● **What this task involves**:
Among the lines of the records below, copy those that hold the word "placeholder".

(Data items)
:::

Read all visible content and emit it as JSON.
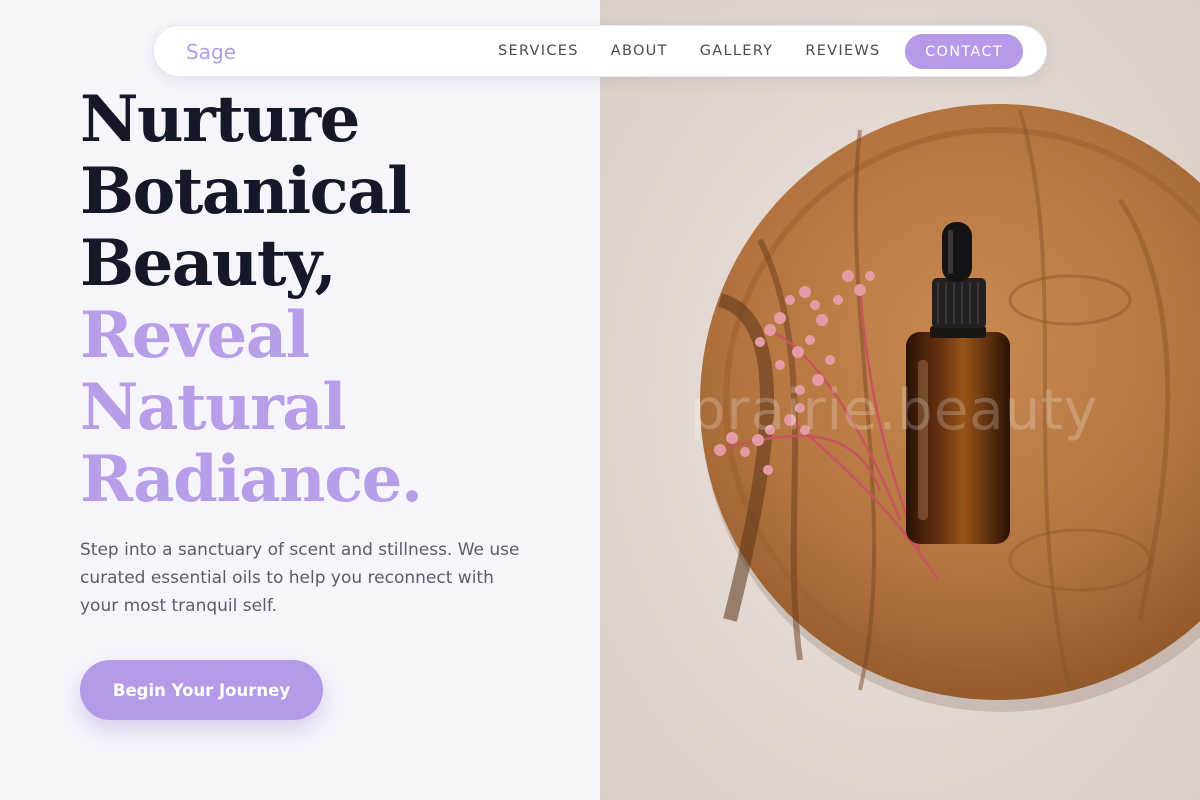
{
  "nav": {
    "brand": "Sage",
    "links": [
      "SERVICES",
      "ABOUT",
      "GALLERY",
      "REVIEWS"
    ],
    "contact_label": "CONTACT"
  },
  "hero": {
    "headline_dark": [
      "Nurture",
      "Botanical",
      "Beauty,"
    ],
    "headline_accent": [
      "Reveal",
      "Natural",
      "Radiance."
    ],
    "subtext": "Step into a sanctuary of scent and stillness. We use curated essential oils to help you reconnect with your most tranquil self.",
    "cta_label": "Begin Your Journey"
  },
  "image": {
    "watermark": "prairie.beauty"
  },
  "colors": {
    "accent": "#b69ae9",
    "heading_dark": "#141827",
    "background": "#f6f5fb",
    "body_text": "#5a5c68"
  }
}
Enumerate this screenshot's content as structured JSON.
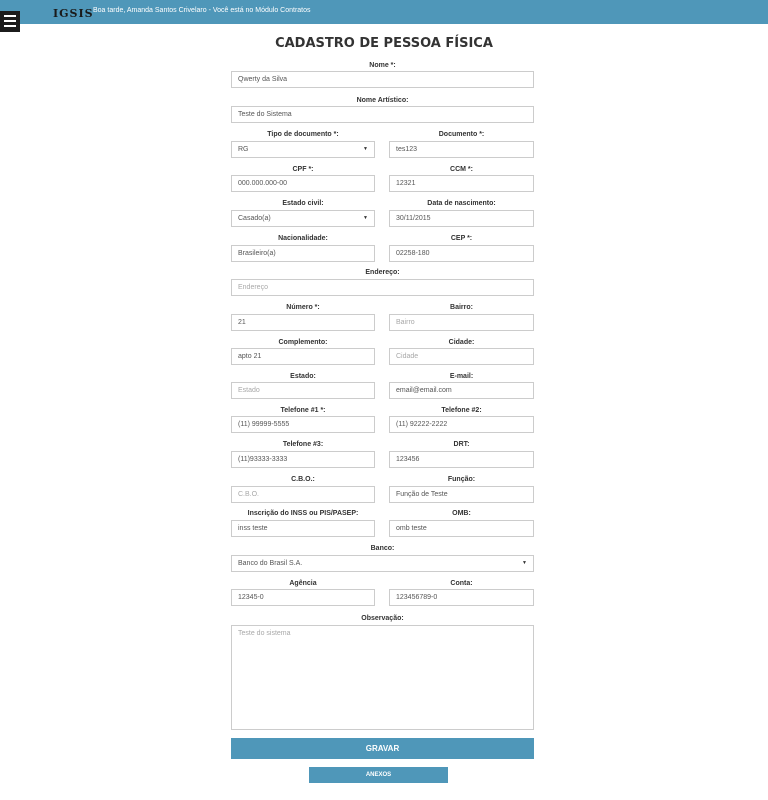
{
  "header": {
    "logo": "IGSIS",
    "greeting": "Boa tarde, Amanda Santos Crivelaro - Você está no Módulo Contratos"
  },
  "form": {
    "title": "CADASTRO DE PESSOA FÍSICA",
    "nome": {
      "label": "Nome *:",
      "value": "Qwerty da Silva"
    },
    "nome_artistico": {
      "label": "Nome Artístico:",
      "value": "Teste do Sistema"
    },
    "tipo_documento": {
      "label": "Tipo de documento *:",
      "value": "RG"
    },
    "documento": {
      "label": "Documento *:",
      "value": "tes123"
    },
    "cpf": {
      "label": "CPF *:",
      "value": "000.000.000-00"
    },
    "ccm": {
      "label": "CCM *:",
      "value": "12321"
    },
    "estado_civil": {
      "label": "Estado civil:",
      "value": "Casado(a)"
    },
    "data_nascimento": {
      "label": "Data de nascimento:",
      "value": "30/11/2015"
    },
    "nacionalidade": {
      "label": "Nacionalidade:",
      "value": "Brasileiro(a)"
    },
    "cep": {
      "label": "CEP *:",
      "value": "02258-180"
    },
    "endereco": {
      "label": "Endereço:",
      "placeholder": "Endereço"
    },
    "numero": {
      "label": "Número *:",
      "value": "21"
    },
    "bairro": {
      "label": "Bairro:",
      "placeholder": "Bairro"
    },
    "complemento": {
      "label": "Complemento:",
      "value": "apto 21"
    },
    "cidade": {
      "label": "Cidade:",
      "placeholder": "Cidade"
    },
    "estado": {
      "label": "Estado:",
      "placeholder": "Estado"
    },
    "email": {
      "label": "E-mail:",
      "value": "email@email.com"
    },
    "telefone1": {
      "label": "Telefone #1 *:",
      "value": "(11) 99999-5555"
    },
    "telefone2": {
      "label": "Telefone #2:",
      "value": "(11) 92222-2222"
    },
    "telefone3": {
      "label": "Telefone #3:",
      "value": "(11)93333-3333"
    },
    "drt": {
      "label": "DRT:",
      "value": "123456"
    },
    "cbo": {
      "label": "C.B.O.:",
      "placeholder": "C.B.O."
    },
    "funcao": {
      "label": "Função:",
      "value": "Função de Teste"
    },
    "inss": {
      "label": "Inscrição do INSS ou PIS/PASEP:",
      "value": "inss teste"
    },
    "omb": {
      "label": "OMB:",
      "value": "omb teste"
    },
    "banco": {
      "label": "Banco:",
      "value": "Banco do Brasil S.A."
    },
    "agencia": {
      "label": "Agência",
      "value": "12345-0"
    },
    "conta": {
      "label": "Conta:",
      "value": "123456789-0"
    },
    "observacao": {
      "label": "Observação:",
      "value": "Teste do sistema"
    },
    "gravar_label": "GRAVAR",
    "anexos_label": "ANEXOS"
  },
  "colors": {
    "accent": "#4f97b9",
    "menu_button": "#1c1c1c",
    "border": "#cccccc",
    "placeholder": "#a8a8a8"
  }
}
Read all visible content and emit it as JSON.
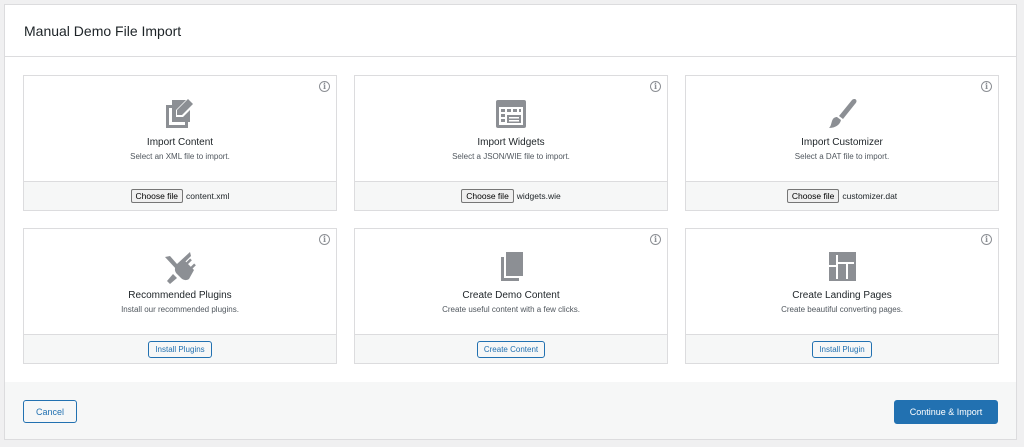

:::

● **Response**:
      "placeholder": "Endereço"
      "placeholder": "Bairro"
      "placeholder": "Cidade"
      "placeholder": "Estado"
      "placeholder": "C.B.O."
    "placeholder": "#a8a8a8"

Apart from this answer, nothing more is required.